**Task to carry out:** Copy each line in the data below that contains the word "your".

**Website and app data records:**
☆ ☆ ☆

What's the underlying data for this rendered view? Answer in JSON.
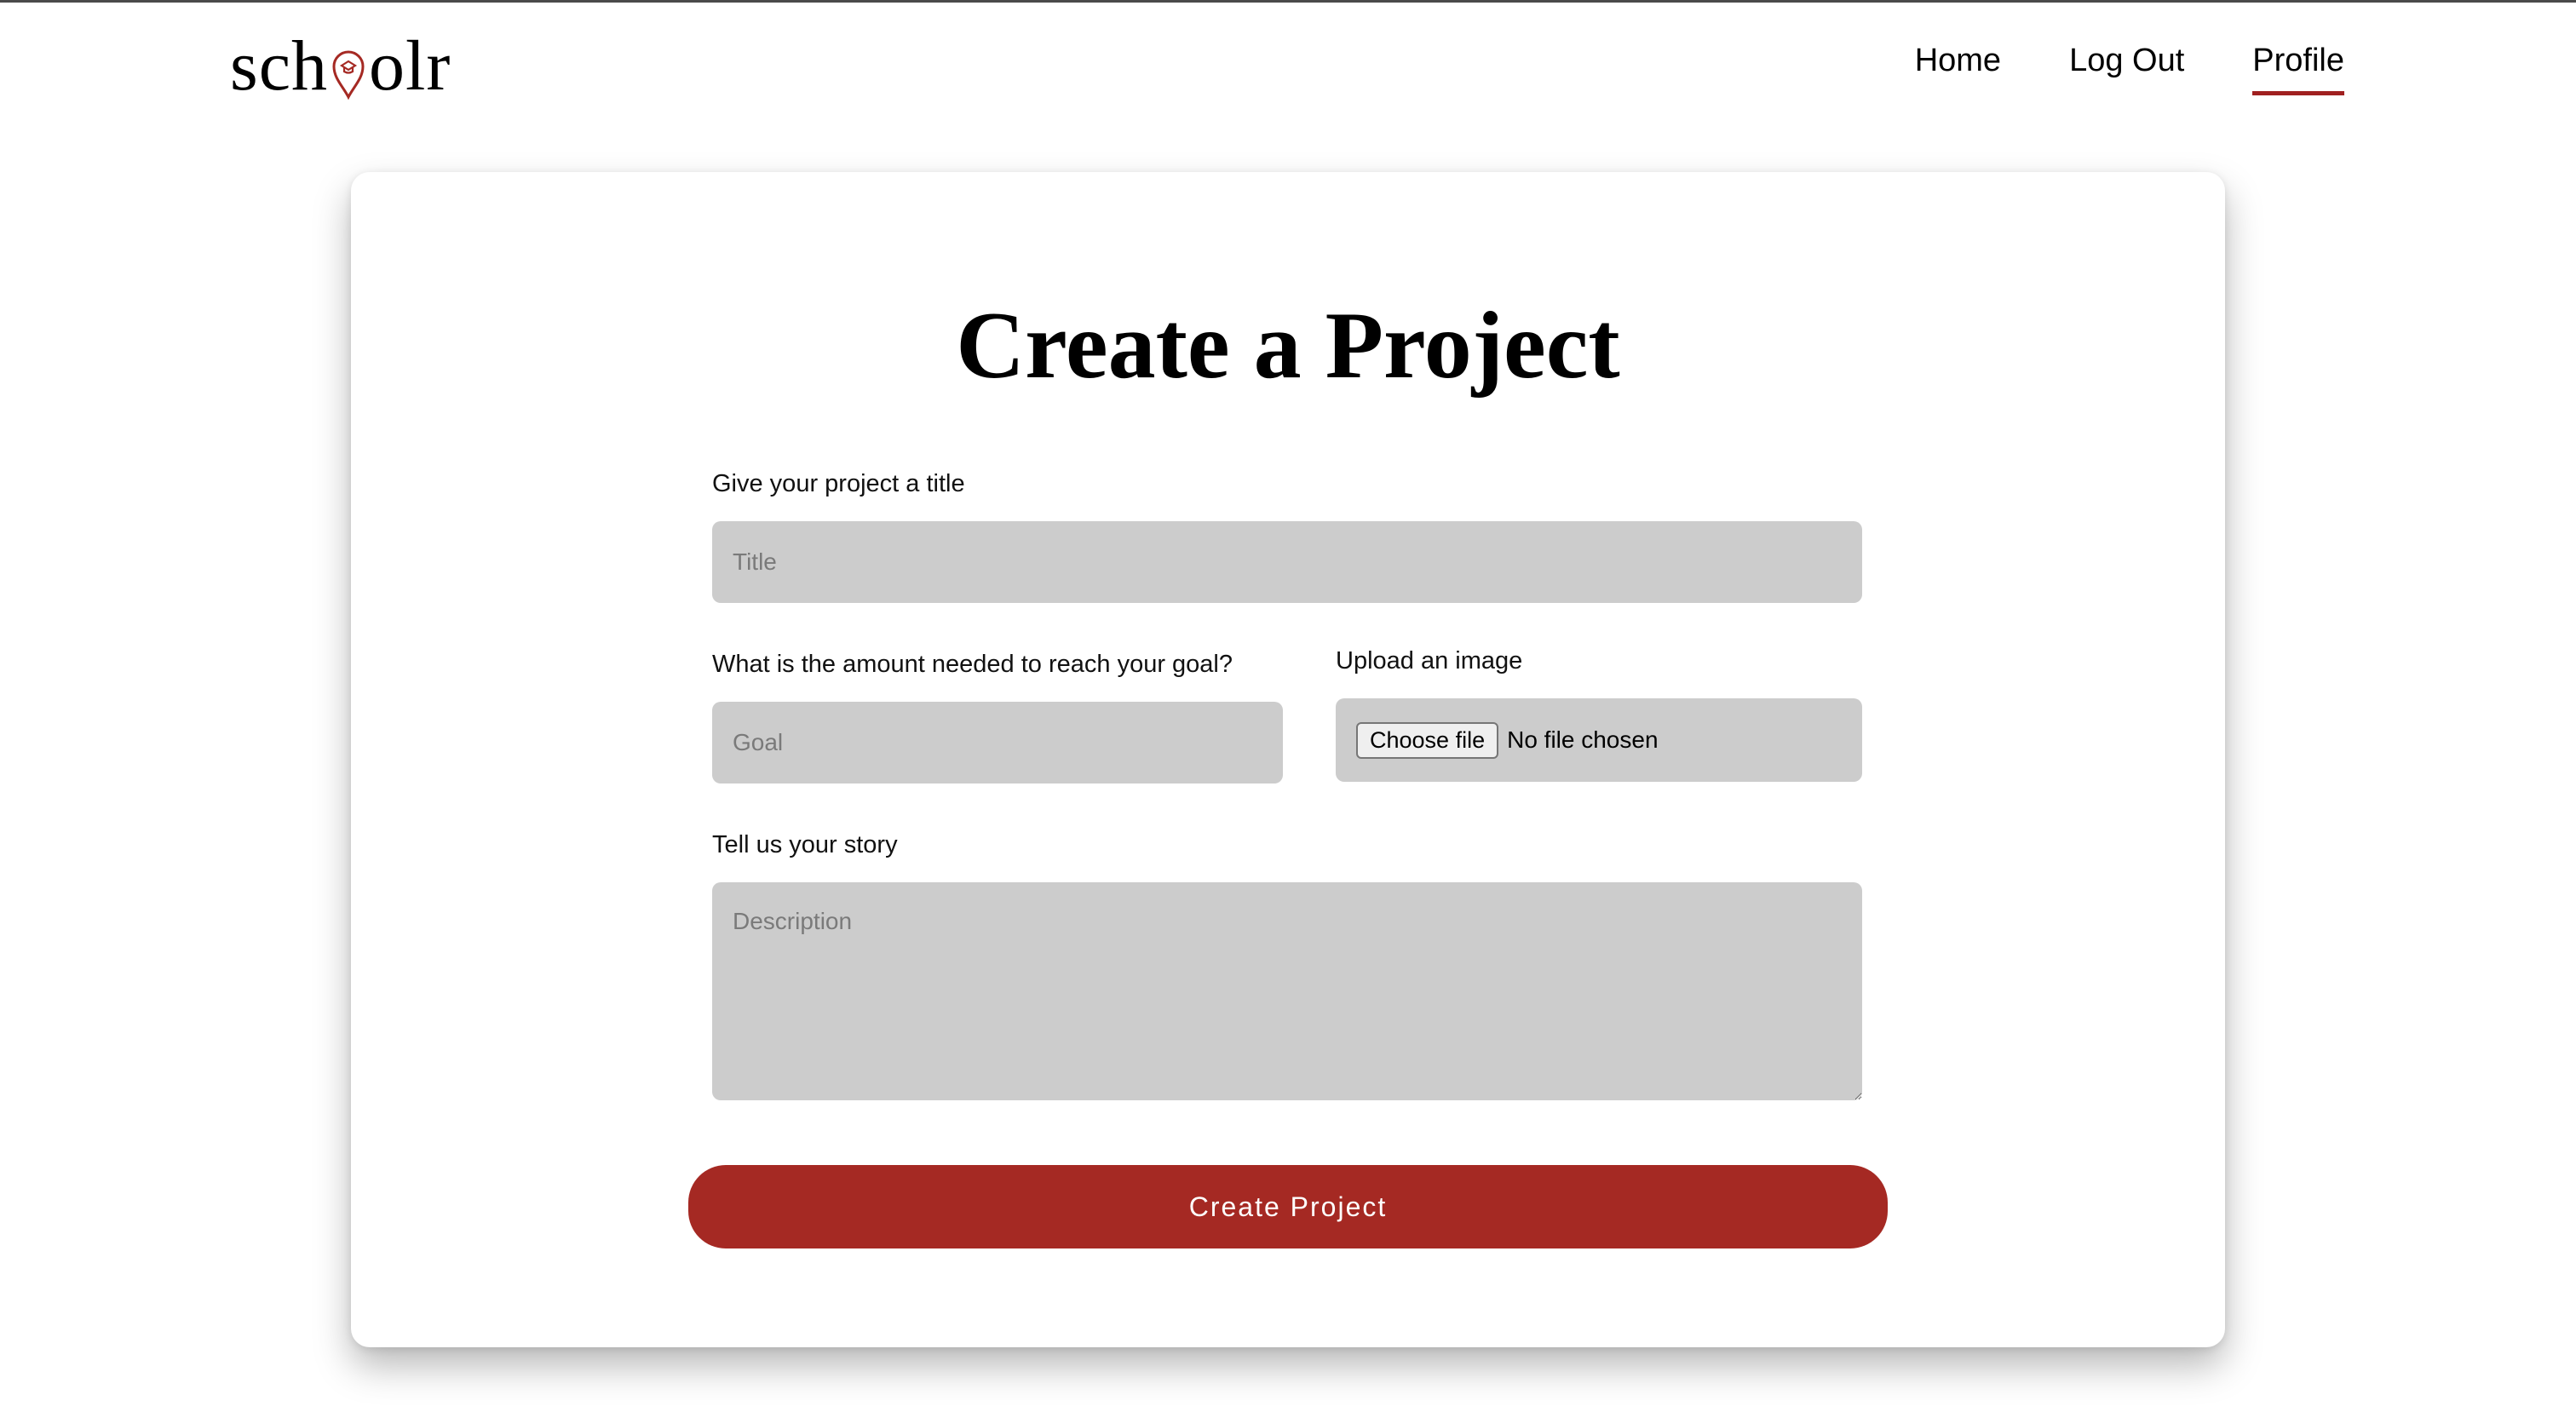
{
  "brand": {
    "name_left": "sch",
    "name_right": "olr",
    "accent_color": "#a52923"
  },
  "nav": {
    "items": [
      {
        "label": "Home",
        "active": false
      },
      {
        "label": "Log Out",
        "active": false
      },
      {
        "label": "Profile",
        "active": true
      }
    ]
  },
  "form": {
    "heading": "Create a Project",
    "title_label": "Give your project a title",
    "title_placeholder": "Title",
    "goal_label": "What is the amount needed to reach your goal?",
    "goal_placeholder": "Goal",
    "image_label": "Upload an image",
    "file_button": "Choose file",
    "file_status": "No file chosen",
    "story_label": "Tell us your story",
    "story_placeholder": "Description",
    "submit_label": "Create Project"
  }
}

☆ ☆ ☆

**Solution for this task:**
    "title_label": "Give your project a title",
    "goal_label": "What is the amount needed to reach your goal?",
    "story_label": "Tell us your story",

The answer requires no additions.